Vice Chief of the Federation of Sovereign Indigenous Nations Heather Bear says more must be done to save the lives of Indigenous women.

Statistics Canada says one-quarter of all female homicide victims in Canada were Indigenous

Frances Neumann wipes a tear as she speaks to commissioners at the first public hearings of the National Inquiry into Missing and Murdered Indigenous Women and Girls is holding in Whitehorse. (Jonathan Hayward/Canadian Press)

Heather Bear says more must be done to save the lives of Indigenous women.

On Tuesday, Statistics Canada issued a report saying Indigenous women made up one-quarter of all female homicide victims in 2015. 

'This isn't the way of our people."- Heather Bear, Vice Chief of the Federation of Sovereign Indigenous Nations

Bear, the Vice Chief of the Federation of Sovereign Indigenous Nations, said it's important that First Nations look for traditional answers to this issue.

"Colonization has become internalized when we start to hurt each other," said Bear, vice-chief of the Federation of Indigenous Sovereign Nations.

"This isn't the way of our people."

Between 2001 and 2015, the study found that the homicide rate for Indigenous women was nearly six times higher than non-Indigenous women.

"We had a structure, a respect model that promoted order," she said. "We need to work within our own communities to reconcile the language, the traditions, the values, the customs, the good ways," she said. "We need to bring those back."

However, advocates said the non-Indigenous world also has a major part to play with this issue. Many women are hesitant to bring their stories to police attention.

"With indigenous women, you don't need to look very far to see examples of why you wouldn't want to report," said Jo-Anne Dusel, co-ordinator for the Provincial Association of Transition Houses and Services of Saskatchewan.

"Indigenous women fear calling the police because they don't know how they're going to be responded to."

Dusel said a recently reported example from Alberta, where a victim of sexual assault was jailed and shackled, shows problems with the justice system.

"If police show up to a domestic disturbance, and they don't know who started it, they'll arrest both." she said. "It makes people reluctant to call for help."

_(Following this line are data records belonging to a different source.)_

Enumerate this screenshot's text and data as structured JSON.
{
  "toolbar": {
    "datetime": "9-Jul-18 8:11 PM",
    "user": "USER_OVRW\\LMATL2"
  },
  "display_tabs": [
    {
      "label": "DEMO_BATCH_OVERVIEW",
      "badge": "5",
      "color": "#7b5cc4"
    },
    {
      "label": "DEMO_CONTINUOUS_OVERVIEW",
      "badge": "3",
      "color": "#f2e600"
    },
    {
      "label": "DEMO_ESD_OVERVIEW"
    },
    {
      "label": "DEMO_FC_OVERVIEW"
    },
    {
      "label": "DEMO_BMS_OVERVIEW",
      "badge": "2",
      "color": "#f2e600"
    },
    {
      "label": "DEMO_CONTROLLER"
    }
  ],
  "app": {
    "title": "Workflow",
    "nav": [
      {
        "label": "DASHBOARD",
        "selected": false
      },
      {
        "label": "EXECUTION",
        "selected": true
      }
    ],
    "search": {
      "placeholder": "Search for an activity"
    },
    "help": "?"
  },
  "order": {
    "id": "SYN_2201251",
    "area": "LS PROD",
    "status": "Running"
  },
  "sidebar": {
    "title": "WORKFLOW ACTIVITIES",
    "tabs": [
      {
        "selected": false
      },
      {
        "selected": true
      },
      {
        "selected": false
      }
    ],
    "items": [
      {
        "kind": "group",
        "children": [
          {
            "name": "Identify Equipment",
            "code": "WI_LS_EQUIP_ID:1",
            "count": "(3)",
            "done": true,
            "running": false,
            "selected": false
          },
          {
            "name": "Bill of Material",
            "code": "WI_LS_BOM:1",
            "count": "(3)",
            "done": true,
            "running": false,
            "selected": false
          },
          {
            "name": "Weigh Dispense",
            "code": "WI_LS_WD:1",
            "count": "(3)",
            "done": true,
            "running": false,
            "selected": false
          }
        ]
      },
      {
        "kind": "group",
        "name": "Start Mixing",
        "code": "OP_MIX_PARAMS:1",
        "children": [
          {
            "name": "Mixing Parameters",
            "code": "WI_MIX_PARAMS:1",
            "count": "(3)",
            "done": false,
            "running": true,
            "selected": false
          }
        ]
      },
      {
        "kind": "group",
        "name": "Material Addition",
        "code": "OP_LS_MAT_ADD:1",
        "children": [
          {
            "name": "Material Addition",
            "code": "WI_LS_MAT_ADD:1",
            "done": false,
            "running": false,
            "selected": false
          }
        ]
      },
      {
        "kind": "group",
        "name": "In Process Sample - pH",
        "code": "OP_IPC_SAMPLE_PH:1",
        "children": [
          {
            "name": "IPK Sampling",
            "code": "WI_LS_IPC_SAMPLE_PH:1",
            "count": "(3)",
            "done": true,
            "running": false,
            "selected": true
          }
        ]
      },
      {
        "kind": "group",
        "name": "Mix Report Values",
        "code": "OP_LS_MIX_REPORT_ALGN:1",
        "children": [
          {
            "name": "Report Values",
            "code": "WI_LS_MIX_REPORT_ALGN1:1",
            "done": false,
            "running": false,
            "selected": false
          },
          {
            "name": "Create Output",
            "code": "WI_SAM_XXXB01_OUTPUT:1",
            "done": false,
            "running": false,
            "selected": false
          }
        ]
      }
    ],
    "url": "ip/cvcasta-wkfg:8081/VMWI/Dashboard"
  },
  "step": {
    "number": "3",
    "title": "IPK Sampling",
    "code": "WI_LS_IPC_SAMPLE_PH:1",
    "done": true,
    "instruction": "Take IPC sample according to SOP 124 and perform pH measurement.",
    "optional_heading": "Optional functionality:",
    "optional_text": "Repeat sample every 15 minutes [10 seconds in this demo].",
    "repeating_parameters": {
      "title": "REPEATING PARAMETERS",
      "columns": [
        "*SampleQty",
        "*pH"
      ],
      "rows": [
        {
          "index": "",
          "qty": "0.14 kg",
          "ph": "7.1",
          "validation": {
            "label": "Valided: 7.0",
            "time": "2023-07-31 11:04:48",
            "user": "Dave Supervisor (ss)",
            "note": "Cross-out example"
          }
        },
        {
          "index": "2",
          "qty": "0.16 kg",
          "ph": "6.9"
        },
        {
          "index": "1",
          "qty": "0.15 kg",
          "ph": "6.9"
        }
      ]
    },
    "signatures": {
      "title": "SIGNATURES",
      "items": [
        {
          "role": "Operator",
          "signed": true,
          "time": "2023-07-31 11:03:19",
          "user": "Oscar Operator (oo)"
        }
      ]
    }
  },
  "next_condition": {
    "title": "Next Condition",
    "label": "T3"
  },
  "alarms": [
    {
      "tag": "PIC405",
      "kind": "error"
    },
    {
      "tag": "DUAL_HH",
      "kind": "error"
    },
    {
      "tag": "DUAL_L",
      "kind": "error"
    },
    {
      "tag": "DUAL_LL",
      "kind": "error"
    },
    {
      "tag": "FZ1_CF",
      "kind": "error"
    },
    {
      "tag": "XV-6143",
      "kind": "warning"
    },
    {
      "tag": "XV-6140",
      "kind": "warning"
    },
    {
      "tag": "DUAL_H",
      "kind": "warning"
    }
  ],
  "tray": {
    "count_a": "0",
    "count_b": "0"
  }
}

Indigenous women made up less than five per cent of the total female population in Canada in 2015 but accounted for more than one-third of female admissions to federal and provincial/territorial custody in 2014-15.

The largest proportions were in the western provinces and the territories.